Overall, I find this ambivalence about the direction of hope to be a helpful way to think about our responses to the future. We can be optimistic or pessimistic about the future but take no real action to ensure that either one happens, but this is not really hope. We can also actively “hope” in a positive or a negative direction. In English, we’ve come to use the term “hope” to mean acting courageously to bring about a future we perceive as positive, while in classical Greek the term had not taken on this meaning but was any action taken in order to bring about a future state. Hope involves experiencing fear, and our response to that fear determines whether our action is euelpis (courageous good-hope) or self-sabotaging resignation: whether we’ve recognized our fear and decided to move in the direction of our hoped-for future anyway, or whether we’ve remained frozen by fear and intentionally taken actions (or intentionally not acted) to bring about our feared future. I wonder if this self-sabotaging resignation is the same as despair?

Both of these types of Aristotelian hope (positive and negative) can be distinguished from apathy, in which case we do not even feel fear—or perhaps we have acted so long in a state of self-sabotaging resignation that we are numb to the fear. If we’re feeling fear, we can then choose to act positively or negatively, but if we no longer even feel the fear, that’s when we’ve really moved beyond the category of hope. Despair is different from apathy, because it shows that there is still something that one hopes for, one simply despairs of it happening. One fears that it is impossible, or at least that one has no pathways, motivation, or agency to get there.

So, the presence of fear shows that there is still a spark of hope. If we are willing to do the hard work of acknowledging our fear and working through it, and if we are willing to find the place of courage within ourselves to move in the direction of a positive future even though it scares us to death, we can move out of the space of despair and into hope.
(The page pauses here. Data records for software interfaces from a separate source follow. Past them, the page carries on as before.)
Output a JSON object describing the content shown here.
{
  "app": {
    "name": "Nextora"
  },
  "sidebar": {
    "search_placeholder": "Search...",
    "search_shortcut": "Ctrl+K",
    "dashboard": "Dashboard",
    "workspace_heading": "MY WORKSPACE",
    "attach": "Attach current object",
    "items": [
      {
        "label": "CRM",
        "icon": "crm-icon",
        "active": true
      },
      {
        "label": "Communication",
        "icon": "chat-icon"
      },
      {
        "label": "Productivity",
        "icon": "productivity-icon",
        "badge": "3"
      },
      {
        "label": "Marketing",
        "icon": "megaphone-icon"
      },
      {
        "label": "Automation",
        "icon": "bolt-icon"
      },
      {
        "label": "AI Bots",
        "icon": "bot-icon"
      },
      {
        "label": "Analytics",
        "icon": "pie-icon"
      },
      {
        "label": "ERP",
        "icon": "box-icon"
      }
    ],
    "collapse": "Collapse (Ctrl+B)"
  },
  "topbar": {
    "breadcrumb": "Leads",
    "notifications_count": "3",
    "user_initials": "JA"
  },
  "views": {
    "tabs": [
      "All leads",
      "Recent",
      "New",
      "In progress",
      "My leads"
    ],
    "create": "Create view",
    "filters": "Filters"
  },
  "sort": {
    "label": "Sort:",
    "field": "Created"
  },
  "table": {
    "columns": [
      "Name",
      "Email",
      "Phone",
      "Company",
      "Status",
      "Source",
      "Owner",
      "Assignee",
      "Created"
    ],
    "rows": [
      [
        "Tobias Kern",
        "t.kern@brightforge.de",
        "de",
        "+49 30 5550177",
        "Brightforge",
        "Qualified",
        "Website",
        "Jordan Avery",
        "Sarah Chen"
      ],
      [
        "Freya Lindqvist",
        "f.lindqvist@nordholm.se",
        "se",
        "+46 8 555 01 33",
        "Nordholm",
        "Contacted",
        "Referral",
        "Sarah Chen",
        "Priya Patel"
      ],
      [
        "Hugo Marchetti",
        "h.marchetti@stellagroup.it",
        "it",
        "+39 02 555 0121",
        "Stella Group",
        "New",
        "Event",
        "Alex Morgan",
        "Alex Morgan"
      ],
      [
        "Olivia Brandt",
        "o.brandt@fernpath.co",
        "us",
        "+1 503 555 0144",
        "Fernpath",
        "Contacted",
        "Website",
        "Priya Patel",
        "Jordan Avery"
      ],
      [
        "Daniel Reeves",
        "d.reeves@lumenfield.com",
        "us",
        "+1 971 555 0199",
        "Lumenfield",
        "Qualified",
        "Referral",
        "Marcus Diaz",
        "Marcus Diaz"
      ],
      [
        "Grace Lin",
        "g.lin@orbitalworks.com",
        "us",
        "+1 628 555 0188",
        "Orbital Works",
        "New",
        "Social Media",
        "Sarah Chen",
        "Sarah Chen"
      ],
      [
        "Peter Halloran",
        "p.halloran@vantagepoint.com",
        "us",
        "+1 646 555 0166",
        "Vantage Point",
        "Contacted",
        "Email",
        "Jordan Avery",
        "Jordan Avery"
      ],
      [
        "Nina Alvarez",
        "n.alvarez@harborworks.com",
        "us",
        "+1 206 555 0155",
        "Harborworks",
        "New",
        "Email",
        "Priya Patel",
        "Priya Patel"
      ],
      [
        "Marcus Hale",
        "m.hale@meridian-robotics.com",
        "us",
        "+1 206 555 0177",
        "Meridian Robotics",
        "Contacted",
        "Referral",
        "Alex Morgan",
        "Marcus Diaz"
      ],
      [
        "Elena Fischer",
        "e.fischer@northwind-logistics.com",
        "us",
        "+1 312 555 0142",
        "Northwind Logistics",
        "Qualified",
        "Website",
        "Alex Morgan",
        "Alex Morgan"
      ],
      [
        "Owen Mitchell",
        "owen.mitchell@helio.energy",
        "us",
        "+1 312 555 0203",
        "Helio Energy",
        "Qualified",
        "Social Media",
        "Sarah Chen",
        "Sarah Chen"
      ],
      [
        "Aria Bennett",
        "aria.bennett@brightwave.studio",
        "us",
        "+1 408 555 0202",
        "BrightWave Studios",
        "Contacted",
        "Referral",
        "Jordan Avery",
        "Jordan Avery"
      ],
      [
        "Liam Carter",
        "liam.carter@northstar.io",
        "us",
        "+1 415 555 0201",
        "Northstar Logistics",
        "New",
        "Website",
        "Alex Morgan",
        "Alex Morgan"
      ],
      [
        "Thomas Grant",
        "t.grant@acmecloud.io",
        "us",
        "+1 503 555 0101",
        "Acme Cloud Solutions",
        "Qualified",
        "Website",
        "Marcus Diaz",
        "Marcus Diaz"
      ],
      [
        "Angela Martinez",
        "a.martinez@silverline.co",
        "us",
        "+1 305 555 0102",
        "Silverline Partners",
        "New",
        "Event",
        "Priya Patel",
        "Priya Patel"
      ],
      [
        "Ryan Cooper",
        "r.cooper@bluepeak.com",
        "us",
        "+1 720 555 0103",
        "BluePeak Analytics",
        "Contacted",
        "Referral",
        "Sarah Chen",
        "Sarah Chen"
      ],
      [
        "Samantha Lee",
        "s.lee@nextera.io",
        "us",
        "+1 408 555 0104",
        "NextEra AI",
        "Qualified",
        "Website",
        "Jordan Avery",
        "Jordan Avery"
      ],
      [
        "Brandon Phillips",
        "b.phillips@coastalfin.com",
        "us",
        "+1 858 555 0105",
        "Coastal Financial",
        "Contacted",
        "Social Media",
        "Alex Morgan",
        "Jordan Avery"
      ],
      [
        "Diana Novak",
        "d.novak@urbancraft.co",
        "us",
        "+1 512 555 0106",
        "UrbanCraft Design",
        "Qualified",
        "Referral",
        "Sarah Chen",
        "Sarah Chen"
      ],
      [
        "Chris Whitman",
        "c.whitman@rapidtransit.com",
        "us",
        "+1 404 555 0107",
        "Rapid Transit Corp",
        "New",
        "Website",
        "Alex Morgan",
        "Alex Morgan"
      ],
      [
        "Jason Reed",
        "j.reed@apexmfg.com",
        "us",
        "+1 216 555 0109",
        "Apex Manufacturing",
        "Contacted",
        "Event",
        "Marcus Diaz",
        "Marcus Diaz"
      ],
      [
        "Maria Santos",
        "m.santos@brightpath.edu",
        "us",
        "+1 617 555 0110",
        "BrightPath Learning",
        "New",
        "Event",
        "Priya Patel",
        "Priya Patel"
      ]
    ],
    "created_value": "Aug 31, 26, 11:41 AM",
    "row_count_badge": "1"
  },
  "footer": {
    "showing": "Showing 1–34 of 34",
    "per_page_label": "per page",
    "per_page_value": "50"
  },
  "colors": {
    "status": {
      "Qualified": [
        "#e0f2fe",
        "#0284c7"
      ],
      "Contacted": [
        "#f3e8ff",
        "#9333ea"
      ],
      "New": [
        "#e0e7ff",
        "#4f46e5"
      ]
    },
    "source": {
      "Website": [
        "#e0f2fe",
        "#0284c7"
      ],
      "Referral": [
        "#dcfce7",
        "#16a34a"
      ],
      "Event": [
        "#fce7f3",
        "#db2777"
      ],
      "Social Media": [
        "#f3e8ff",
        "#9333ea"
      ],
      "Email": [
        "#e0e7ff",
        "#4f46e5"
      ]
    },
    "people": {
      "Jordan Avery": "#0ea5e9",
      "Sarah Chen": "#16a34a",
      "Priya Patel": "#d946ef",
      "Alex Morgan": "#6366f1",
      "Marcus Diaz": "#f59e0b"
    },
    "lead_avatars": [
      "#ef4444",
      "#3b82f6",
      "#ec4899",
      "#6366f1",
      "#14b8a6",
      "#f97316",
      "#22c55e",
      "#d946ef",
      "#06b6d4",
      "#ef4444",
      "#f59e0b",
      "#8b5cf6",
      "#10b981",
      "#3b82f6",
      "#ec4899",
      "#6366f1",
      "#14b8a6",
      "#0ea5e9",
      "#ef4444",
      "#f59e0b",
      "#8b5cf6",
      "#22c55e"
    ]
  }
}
In previous posts I’ve mentioned that this isn’t always possible without medication/therapy in cases of mental illness, and in future posts I want to share more about the connection with a community that I think is vital in helping us move beyond despair, transforming that fear and despair through meaning-making and storytelling into good-hope.


Gravlee, G. Scott. “Aristotle on Hope.” Journal of the History of Philosophy 38.4 (October 2000): 461-477.

Image: detail of Aristotle and others from the “School of Athens” by Raphael